▶ Task directions:
All records below should be repeated exactly, with the pictures left out.
----- Data provided
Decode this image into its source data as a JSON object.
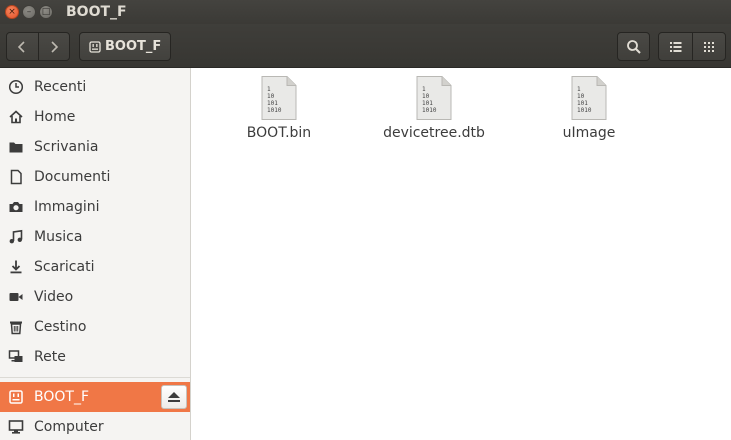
{
  "window": {
    "title": "BOOT_F"
  },
  "titlebar": {
    "close_glyph": "×",
    "minimize_glyph": "–",
    "maximize_glyph": "□"
  },
  "header": {
    "path_label": "BOOT_F",
    "back_icon": "chevron-left-icon",
    "forward_icon": "chevron-right-icon",
    "search_icon": "search-icon",
    "list_view_icon": "list-view-icon",
    "grid_view_icon": "grid-view-icon"
  },
  "sidebar": {
    "items": [
      {
        "label": "Recenti",
        "icon": "clock-icon"
      },
      {
        "label": "Home",
        "icon": "home-icon"
      },
      {
        "label": "Scrivania",
        "icon": "folder-icon"
      },
      {
        "label": "Documenti",
        "icon": "document-icon"
      },
      {
        "label": "Immagini",
        "icon": "camera-icon"
      },
      {
        "label": "Musica",
        "icon": "music-icon"
      },
      {
        "label": "Scaricati",
        "icon": "download-icon"
      },
      {
        "label": "Video",
        "icon": "video-icon"
      },
      {
        "label": "Cestino",
        "icon": "trash-icon"
      },
      {
        "label": "Rete",
        "icon": "network-icon"
      }
    ],
    "devices": [
      {
        "label": "BOOT_F",
        "icon": "drive-icon",
        "active": true,
        "eject": true
      },
      {
        "label": "Computer",
        "icon": "computer-icon"
      }
    ]
  },
  "files": [
    {
      "name": "BOOT.bin",
      "icon": "binary-file-icon",
      "binary_lines": [
        "1",
        "10",
        "101",
        "1010"
      ]
    },
    {
      "name": "devicetree.dtb",
      "icon": "binary-file-icon",
      "binary_lines": [
        "1",
        "10",
        "101",
        "1010"
      ]
    },
    {
      "name": "uImage",
      "icon": "binary-file-icon",
      "binary_lines": [
        "1",
        "10",
        "101",
        "1010"
      ]
    }
  ],
  "colors": {
    "accent": "#f07746",
    "titlebar": "#3f3e3a",
    "sidebar_bg": "#f5f4f2"
  }
}
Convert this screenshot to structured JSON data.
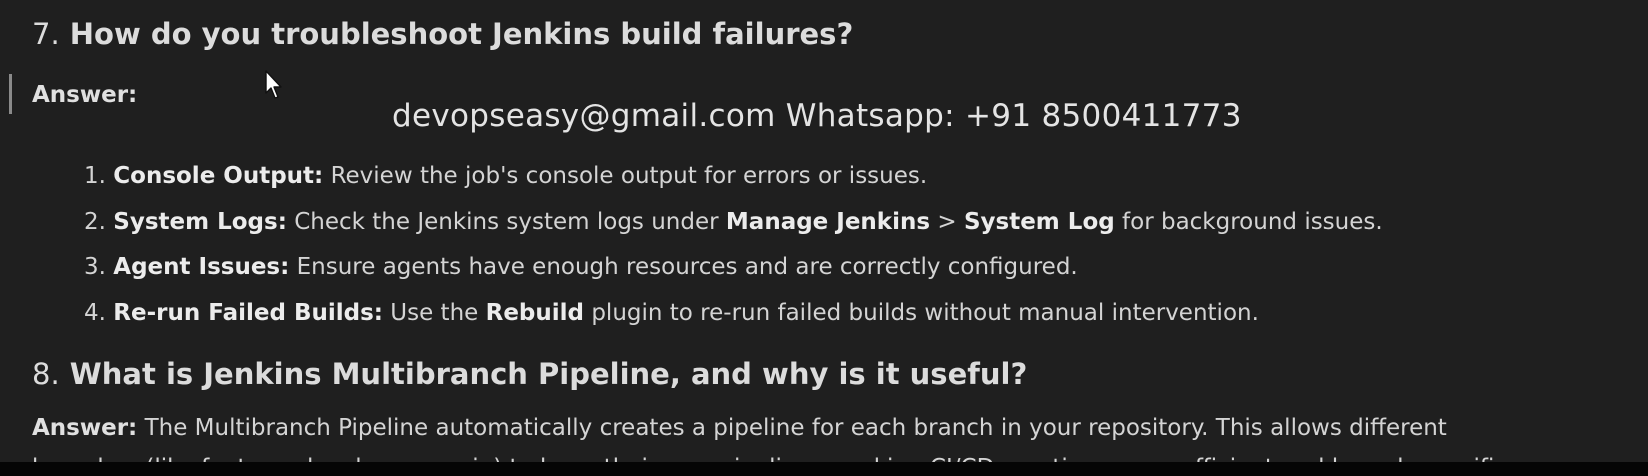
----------
▶ Expected answer:
Decode this image into its source data as a JSON object.
{
  "window": {
    "title": "BOOT_F"
  },
  "titlebar": {
    "close_glyph": "×",
    "minimize_glyph": "–",
    "maximize_glyph": "□"
  },
  "header": {
    "path_label": "BOOT_F",
    "back_icon": "chevron-left-icon",
    "forward_icon": "chevron-right-icon",
    "search_icon": "search-icon",
    "list_view_icon": "list-view-icon",
    "grid_view_icon": "grid-view-icon"
  },
  "sidebar": {
    "items": [
      {
        "label": "Recenti",
        "icon": "clock-icon"
      },
      {
        "label": "Home",
        "icon": "home-icon"
      },
      {
        "label": "Scrivania",
        "icon": "folder-icon"
      },
      {
        "label": "Documenti",
        "icon": "document-icon"
      },
      {
        "label": "Immagini",
        "icon": "camera-icon"
      },
      {
        "label": "Musica",
        "icon": "music-icon"
      },
      {
        "label": "Scaricati",
        "icon": "download-icon"
      },
      {
        "label": "Video",
        "icon": "video-icon"
      },
      {
        "label": "Cestino",
        "icon": "trash-icon"
      },
      {
        "label": "Rete",
        "icon": "network-icon"
      }
    ],
    "devices": [
      {
        "label": "BOOT_F",
        "icon": "drive-icon",
        "active": true,
        "eject": true
      },
      {
        "label": "Computer",
        "icon": "computer-icon"
      }
    ]
  },
  "files": [
    {
      "name": "BOOT.bin",
      "icon": "binary-file-icon",
      "binary_lines": [
        "1",
        "10",
        "101",
        "1010"
      ]
    },
    {
      "name": "devicetree.dtb",
      "icon": "binary-file-icon",
      "binary_lines": [
        "1",
        "10",
        "101",
        "1010"
      ]
    },
    {
      "name": "uImage",
      "icon": "binary-file-icon",
      "binary_lines": [
        "1",
        "10",
        "101",
        "1010"
      ]
    }
  ],
  "colors": {
    "accent": "#f07746",
    "titlebar": "#3f3e3a",
    "sidebar_bg": "#f5f4f2"
  }
}
Convert this screenshot to structured JSON data.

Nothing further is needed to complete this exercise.